Component data from apps and pages
####################

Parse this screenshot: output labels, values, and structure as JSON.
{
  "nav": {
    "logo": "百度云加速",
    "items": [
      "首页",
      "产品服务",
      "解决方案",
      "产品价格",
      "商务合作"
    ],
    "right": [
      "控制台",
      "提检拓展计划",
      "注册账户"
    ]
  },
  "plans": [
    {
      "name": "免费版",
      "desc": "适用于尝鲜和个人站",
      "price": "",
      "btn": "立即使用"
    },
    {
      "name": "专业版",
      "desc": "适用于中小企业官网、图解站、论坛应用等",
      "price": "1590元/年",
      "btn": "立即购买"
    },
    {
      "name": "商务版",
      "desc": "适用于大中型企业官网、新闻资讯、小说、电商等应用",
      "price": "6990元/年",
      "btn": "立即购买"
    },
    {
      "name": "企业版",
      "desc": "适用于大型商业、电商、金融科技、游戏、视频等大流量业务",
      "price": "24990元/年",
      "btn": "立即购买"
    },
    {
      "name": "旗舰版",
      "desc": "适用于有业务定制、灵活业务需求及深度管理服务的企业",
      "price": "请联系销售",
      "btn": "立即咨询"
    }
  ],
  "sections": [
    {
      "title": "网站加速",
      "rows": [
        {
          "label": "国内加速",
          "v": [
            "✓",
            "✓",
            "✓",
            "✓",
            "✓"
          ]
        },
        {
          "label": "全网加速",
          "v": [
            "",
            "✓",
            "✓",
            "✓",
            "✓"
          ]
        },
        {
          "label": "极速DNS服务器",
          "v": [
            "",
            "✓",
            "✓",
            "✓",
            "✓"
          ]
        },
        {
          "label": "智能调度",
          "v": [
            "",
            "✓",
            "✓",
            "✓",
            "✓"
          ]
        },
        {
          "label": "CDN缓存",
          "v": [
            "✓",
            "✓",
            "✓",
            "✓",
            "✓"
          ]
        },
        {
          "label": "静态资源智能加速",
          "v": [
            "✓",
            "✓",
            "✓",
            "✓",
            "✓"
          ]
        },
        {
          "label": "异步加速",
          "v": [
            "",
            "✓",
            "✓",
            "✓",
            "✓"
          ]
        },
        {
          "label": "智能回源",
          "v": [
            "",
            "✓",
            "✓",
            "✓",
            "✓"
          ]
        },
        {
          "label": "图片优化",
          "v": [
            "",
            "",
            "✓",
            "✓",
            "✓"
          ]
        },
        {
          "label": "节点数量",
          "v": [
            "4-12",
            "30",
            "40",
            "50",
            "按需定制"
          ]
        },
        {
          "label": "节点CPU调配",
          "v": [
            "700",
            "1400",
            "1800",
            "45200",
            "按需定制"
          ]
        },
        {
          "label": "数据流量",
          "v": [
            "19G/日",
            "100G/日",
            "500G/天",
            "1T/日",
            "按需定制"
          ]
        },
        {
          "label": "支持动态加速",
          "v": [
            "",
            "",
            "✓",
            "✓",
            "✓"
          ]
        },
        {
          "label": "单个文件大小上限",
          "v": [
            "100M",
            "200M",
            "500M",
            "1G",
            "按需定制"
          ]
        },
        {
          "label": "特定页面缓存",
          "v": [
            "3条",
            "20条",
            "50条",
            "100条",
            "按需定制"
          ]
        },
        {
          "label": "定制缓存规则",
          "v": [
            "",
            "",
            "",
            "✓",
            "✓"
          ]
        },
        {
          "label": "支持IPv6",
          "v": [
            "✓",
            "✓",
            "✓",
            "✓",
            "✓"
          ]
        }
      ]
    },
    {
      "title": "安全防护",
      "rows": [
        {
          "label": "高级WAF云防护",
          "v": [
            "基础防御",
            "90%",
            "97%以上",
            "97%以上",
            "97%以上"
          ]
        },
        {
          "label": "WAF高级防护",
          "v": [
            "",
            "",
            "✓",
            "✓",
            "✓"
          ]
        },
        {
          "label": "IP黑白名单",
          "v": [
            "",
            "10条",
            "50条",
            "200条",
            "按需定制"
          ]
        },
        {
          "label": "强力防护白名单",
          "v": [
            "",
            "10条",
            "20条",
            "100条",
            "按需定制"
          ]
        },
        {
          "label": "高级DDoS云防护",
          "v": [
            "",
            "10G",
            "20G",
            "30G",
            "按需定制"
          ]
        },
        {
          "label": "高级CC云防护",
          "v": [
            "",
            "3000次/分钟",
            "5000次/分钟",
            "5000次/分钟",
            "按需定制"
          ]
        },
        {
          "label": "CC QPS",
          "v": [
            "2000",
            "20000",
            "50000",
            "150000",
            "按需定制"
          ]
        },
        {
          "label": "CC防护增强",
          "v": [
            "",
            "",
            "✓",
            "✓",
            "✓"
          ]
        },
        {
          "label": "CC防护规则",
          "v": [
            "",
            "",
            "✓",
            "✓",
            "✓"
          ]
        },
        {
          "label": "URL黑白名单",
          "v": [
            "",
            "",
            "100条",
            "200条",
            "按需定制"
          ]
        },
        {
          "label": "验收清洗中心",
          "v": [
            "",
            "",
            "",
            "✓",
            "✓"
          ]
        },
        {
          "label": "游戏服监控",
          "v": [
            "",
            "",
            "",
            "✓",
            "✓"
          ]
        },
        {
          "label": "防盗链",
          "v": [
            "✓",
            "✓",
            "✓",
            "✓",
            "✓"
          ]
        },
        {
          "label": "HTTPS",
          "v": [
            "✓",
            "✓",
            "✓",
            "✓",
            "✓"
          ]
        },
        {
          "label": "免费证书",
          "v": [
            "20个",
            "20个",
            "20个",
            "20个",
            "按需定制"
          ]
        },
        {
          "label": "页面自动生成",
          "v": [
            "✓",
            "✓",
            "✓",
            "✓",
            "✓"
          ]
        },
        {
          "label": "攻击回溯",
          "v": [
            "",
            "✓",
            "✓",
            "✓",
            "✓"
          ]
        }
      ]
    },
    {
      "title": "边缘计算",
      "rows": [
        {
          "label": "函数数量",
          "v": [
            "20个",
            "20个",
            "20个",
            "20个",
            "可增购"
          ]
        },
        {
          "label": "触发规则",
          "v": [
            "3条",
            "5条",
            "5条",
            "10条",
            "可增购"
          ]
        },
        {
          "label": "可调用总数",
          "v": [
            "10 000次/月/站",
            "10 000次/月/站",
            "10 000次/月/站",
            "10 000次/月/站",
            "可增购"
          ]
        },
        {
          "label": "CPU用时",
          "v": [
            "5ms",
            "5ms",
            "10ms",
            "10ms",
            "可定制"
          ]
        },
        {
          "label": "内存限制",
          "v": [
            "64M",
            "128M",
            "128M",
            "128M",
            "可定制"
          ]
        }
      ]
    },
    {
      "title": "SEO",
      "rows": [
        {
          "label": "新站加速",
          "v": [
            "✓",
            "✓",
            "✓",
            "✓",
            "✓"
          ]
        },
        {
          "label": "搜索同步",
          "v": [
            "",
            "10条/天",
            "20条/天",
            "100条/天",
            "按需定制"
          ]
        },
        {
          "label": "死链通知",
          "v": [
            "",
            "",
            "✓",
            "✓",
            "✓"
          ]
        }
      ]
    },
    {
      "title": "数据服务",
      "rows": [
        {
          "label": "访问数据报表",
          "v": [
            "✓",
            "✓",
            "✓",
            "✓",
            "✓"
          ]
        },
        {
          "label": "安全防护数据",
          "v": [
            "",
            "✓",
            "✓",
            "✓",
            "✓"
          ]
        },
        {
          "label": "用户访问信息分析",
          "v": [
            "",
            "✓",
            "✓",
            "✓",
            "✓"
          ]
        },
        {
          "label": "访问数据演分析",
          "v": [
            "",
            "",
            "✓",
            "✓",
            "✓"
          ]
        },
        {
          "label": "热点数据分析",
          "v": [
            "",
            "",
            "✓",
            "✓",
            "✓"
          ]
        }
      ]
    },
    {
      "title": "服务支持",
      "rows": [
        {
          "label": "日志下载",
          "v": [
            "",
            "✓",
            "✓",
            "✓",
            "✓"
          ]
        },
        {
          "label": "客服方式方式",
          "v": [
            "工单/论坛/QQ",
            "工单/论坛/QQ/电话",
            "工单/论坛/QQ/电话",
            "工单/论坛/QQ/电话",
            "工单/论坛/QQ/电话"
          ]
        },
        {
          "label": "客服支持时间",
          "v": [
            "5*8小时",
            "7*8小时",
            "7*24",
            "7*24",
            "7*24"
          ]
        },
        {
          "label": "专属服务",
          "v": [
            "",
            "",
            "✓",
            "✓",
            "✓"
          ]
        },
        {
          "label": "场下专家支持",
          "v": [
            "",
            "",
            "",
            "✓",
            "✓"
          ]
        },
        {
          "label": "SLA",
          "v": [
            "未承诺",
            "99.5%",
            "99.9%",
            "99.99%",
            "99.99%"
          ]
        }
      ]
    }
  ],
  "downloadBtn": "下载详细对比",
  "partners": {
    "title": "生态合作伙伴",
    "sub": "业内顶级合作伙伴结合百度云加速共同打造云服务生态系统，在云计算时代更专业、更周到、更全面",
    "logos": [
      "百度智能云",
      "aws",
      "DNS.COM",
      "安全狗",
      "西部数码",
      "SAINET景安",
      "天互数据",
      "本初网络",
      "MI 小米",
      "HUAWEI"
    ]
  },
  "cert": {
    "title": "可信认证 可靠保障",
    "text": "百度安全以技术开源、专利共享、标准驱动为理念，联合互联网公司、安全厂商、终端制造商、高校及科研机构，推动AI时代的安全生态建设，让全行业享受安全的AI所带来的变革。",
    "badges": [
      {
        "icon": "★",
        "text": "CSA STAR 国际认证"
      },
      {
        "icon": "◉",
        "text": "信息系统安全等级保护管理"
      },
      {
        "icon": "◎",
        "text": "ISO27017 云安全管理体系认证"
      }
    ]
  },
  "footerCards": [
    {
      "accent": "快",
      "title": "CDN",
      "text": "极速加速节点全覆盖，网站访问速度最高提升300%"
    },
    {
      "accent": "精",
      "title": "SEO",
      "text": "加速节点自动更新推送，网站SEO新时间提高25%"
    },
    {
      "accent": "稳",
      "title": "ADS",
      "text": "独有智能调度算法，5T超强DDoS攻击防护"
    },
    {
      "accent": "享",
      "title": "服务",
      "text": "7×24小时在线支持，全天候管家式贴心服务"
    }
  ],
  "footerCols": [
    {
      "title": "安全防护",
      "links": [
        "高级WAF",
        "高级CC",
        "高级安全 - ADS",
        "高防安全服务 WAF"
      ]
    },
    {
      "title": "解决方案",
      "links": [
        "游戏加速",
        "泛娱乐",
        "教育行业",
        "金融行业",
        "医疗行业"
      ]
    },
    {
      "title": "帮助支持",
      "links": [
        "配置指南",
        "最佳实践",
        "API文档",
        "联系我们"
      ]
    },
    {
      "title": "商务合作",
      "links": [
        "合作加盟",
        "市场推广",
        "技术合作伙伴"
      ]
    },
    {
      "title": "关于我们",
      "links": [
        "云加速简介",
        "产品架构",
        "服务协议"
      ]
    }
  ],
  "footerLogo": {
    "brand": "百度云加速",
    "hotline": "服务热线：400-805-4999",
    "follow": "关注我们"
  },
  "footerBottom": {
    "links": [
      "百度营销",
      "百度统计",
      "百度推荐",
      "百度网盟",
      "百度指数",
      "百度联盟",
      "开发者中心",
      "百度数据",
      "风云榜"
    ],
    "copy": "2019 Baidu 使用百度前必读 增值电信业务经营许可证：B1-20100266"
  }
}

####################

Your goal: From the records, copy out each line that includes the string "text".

Answer below:
    "text": "百度安全以技术开源、专利共享、标准驱动为理念，联合互联网公司、安全厂商、终端制造商、高校及科研机构，推动AI时代的安全生态建设，让全行业享受安全的AI所带来的变革。",
        "text": "CSA STAR 国际认证"
        "text": "信息系统安全等级保护管理"
        "text": "ISO27017 云安全管理体系认证"
      "text": "极速加速节点全覆盖，网站访问速度最高提升300%"
      "text": "加速节点自动更新推送，网站SEO新时间提高25%"
      "text": "独有智能调度算法，5T超强DDoS攻击防护"
      "text": "7×24小时在线支持，全天候管家式贴心服务"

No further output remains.